Case to declassify Nyayo House torture chambers as protected area | Constitutional Petition No. E275/2024
Case filed: June 5, 2024 Current status: Case Ongoing


  • Bernard Wachira Waheire
  • Florence Nyaguthi Murage
  • Joseph Kamonye Manje
  • Prof Ngotho Kariuki
  • Kenya Human Rights Commission
  • Law Society of Kenya

Respondents/ Appellants

  • Attorney-General
  • Cabinet Secretary, Ministry of Tourism, Wildlife and Heritage
  • Cabinet Secretary, Ministry of Interior and National Coordination

Interested Parties

  • Kenya National Commission on Human Rights

Status Updates

Survivors and victims of torture who were brutalized or killed by police officers at the infamous Nyayo House torture chambers sued the Kenyan government. They wanted the chambers converted into a national monument for posterity.

Judge Lawrence Mugambi scheduled a hearing for September 23, 2024, to provide further directions on the case.

Summary of facts

On February 1, 1991, former Minister of State Jackson Angaine published Legal Notice Number 11 of 1991, which declared the torture chambers at Nyayo House in Nairobi a protected area.

With a pen stroke, Nyayo House became a restricted area, inaccessible to the public.

During former President Daniel Moi’s autocratic regime, the police from the Special Branch used Nyayo House to torture and kill Kenyans advocating for democracy.

The 24, 25, and 26 floors of Nyayo House were interrogation rooms, while the basement contained "dark, dingy, and often waterlogged cells."

The notice aimed to justify and conceal the illegal detention and torture of many innocents.

The chambers were opened to the public for the first time on February 18, 2003, after former dictator Moi's regime ended.

Since then, no unrestricted access has been allowed.

Following the 2007-08 post-election violence in Kenya, the Truth, Justice, and Reconciliation Commission (TJRC) was formed to help end animosity in the country and resolve historical injustices.

In 2011, the TJRC recommended that the chambers be open to the public. The recommendation had a one-year implementation timeframe, which was not met.

Subsequent efforts to make the chambers continuously accessible have not been successful.

Survivors and victims of Nyayo House torture have been trying unsuccessfully to access the chambers unrestricted. Numerous letters to authorities requesting this have gone unanswered.

The victims, the Kenya Human Rights Commission and the Law Society of Kenya sued the government on June 4, 2024.

They demanded that the chambers be open to the public without restrictions and converted into a national monument for posterity.

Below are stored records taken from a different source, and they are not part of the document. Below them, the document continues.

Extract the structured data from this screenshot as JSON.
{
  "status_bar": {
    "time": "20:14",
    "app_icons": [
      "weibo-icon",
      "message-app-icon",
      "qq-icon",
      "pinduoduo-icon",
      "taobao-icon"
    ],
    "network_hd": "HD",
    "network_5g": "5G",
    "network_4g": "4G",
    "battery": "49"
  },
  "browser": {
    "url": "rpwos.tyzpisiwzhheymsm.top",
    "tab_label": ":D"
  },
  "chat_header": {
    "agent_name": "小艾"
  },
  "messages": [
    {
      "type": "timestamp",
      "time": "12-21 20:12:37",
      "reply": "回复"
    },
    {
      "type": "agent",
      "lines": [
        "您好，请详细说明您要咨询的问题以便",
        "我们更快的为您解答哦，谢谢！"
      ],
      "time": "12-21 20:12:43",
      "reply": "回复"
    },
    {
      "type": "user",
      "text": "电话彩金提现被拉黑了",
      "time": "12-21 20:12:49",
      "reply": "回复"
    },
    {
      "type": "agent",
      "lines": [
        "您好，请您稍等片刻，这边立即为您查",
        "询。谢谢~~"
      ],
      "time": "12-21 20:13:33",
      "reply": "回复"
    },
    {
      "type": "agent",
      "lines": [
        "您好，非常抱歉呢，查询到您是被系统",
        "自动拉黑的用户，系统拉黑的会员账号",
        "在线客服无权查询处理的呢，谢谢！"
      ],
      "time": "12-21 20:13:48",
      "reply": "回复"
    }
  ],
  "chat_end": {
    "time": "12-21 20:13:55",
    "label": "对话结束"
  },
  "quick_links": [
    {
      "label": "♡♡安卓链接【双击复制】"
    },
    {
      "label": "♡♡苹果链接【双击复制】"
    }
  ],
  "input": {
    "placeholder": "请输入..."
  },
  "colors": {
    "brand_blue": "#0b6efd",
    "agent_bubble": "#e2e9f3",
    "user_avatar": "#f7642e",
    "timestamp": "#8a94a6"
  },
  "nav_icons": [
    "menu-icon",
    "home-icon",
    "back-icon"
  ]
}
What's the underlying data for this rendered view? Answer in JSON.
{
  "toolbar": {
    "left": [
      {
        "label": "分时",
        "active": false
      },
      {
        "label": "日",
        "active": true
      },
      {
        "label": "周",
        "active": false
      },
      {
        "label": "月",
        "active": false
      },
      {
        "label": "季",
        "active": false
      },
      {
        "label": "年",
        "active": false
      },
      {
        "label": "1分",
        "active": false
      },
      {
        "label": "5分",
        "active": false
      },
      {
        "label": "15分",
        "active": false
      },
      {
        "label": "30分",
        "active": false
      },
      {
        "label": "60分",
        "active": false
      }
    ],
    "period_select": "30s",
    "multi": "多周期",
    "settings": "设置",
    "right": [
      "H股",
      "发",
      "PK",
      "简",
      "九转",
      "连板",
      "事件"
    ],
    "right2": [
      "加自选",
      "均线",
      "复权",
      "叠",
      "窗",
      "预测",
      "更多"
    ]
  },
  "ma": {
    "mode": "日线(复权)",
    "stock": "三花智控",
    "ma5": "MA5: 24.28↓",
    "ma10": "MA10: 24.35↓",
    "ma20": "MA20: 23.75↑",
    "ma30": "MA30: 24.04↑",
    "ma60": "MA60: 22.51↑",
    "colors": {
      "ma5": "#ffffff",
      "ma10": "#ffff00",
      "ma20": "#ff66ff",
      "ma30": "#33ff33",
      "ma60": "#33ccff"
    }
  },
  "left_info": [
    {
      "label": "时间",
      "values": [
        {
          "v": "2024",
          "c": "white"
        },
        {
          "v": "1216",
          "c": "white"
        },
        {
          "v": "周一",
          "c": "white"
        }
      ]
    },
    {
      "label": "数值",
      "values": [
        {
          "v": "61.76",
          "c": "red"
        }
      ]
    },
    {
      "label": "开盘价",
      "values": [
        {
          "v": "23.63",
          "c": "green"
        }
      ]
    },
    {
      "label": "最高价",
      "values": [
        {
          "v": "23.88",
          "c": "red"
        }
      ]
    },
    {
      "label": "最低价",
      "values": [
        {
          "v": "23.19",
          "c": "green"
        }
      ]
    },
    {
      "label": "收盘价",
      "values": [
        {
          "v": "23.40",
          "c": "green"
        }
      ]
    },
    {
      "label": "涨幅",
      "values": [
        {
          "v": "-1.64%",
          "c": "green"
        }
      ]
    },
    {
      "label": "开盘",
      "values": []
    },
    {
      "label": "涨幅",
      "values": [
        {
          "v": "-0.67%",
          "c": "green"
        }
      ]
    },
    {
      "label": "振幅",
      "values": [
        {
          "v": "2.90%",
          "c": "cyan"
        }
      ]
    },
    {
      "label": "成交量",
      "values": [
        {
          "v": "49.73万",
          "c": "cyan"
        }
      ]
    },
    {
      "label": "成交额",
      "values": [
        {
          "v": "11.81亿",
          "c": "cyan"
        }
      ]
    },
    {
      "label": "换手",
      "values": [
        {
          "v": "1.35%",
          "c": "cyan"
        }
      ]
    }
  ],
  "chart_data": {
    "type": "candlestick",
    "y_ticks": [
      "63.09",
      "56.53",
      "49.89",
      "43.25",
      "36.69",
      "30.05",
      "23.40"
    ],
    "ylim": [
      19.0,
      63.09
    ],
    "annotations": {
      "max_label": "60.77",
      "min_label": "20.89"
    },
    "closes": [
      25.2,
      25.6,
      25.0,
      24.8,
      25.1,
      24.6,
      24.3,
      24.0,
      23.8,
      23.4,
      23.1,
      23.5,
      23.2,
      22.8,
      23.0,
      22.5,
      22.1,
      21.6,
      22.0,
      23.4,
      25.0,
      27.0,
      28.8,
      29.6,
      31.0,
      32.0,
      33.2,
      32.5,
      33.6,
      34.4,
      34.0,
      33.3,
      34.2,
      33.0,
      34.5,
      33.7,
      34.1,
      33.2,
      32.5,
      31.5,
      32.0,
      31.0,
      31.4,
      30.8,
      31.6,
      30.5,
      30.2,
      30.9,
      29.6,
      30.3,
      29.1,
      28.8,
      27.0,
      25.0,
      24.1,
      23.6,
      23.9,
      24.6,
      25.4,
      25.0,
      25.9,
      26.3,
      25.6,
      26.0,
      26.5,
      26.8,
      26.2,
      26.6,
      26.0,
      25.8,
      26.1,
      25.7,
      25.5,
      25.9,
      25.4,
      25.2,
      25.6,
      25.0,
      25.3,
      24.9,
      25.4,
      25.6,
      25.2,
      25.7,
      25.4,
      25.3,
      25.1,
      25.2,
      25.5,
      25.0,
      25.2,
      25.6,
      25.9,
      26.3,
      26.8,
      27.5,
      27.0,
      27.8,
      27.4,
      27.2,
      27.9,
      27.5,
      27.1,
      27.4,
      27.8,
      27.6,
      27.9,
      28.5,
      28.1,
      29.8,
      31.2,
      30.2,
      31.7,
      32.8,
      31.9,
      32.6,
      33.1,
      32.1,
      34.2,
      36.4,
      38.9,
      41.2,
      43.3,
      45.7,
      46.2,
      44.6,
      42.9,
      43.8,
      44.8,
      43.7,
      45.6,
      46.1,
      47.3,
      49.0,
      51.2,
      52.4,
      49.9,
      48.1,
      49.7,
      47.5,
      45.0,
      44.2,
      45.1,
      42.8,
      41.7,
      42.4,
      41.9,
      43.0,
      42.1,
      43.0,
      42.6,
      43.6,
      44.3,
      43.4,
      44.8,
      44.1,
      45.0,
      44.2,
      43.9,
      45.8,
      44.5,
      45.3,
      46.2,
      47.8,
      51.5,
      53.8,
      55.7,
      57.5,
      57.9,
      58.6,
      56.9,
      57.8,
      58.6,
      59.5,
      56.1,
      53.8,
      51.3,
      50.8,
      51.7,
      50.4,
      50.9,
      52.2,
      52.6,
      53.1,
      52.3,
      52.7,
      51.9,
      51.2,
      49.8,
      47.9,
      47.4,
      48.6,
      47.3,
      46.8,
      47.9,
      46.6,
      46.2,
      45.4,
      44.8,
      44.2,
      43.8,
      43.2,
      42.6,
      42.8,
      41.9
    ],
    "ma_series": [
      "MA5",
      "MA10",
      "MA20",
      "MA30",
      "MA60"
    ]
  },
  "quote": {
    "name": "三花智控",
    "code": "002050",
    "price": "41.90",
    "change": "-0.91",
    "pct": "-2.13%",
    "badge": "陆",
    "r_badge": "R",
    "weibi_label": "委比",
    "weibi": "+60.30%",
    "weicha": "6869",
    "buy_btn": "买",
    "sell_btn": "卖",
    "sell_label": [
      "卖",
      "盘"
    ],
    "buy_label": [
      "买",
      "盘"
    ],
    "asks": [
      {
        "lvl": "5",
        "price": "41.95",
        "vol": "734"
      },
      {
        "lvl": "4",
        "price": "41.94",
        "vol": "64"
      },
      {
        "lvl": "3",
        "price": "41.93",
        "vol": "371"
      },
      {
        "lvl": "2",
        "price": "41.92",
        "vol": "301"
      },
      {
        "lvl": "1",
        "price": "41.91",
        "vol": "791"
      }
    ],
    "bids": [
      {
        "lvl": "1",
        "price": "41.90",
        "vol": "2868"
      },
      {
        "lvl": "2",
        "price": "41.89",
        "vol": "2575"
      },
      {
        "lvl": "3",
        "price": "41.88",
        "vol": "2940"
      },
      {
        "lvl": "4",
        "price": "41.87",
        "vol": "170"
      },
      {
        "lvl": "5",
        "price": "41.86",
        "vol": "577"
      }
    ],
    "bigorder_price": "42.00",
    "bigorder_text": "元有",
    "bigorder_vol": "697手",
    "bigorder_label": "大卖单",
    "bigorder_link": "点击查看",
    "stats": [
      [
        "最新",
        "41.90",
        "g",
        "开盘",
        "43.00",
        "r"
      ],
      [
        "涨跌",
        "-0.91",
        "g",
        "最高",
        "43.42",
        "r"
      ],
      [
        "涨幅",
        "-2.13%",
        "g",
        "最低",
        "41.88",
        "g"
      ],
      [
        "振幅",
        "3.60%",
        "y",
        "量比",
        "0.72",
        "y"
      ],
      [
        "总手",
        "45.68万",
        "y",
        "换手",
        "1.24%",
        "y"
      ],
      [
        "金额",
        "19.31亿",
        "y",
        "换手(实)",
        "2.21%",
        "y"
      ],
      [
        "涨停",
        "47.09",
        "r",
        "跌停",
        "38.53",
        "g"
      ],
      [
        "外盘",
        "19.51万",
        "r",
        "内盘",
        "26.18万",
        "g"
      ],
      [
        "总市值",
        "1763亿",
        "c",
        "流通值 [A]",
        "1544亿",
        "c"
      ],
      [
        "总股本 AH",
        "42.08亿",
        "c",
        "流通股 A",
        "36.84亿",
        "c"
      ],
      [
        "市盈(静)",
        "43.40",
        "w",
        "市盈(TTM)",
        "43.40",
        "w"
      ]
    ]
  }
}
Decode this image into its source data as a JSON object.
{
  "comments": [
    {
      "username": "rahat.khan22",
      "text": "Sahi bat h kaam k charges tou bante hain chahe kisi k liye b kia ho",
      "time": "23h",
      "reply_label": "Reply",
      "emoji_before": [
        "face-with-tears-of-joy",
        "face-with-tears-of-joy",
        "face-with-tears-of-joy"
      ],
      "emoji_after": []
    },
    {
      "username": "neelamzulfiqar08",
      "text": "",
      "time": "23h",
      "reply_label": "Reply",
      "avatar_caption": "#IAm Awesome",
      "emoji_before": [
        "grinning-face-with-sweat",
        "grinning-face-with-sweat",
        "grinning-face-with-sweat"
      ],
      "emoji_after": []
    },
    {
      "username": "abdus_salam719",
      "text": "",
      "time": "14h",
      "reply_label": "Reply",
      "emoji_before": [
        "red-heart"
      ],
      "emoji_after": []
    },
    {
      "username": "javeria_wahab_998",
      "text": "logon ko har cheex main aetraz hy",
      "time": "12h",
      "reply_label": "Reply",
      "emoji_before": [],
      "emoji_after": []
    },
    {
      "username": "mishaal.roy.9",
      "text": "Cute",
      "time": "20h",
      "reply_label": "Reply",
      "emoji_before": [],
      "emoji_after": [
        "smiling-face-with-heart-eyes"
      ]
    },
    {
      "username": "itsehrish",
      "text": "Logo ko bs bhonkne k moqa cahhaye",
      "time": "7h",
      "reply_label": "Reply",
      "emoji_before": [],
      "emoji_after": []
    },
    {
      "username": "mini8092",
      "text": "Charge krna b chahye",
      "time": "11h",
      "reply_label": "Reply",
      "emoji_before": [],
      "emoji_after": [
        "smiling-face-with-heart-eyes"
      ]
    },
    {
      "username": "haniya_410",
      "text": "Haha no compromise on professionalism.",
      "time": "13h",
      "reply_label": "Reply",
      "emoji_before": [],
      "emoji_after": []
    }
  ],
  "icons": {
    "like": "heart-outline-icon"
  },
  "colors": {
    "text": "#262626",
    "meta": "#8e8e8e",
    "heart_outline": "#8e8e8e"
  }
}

If the court rules in favor of the suit, the chambers will become accessible to the public for remembrance and education about Kenya's history at the former torture facility.

linkedin facebook pinterest youtube rss twitter instagram facebook-blank rss-blank linkedin-blank pinterest youtube twitter instagram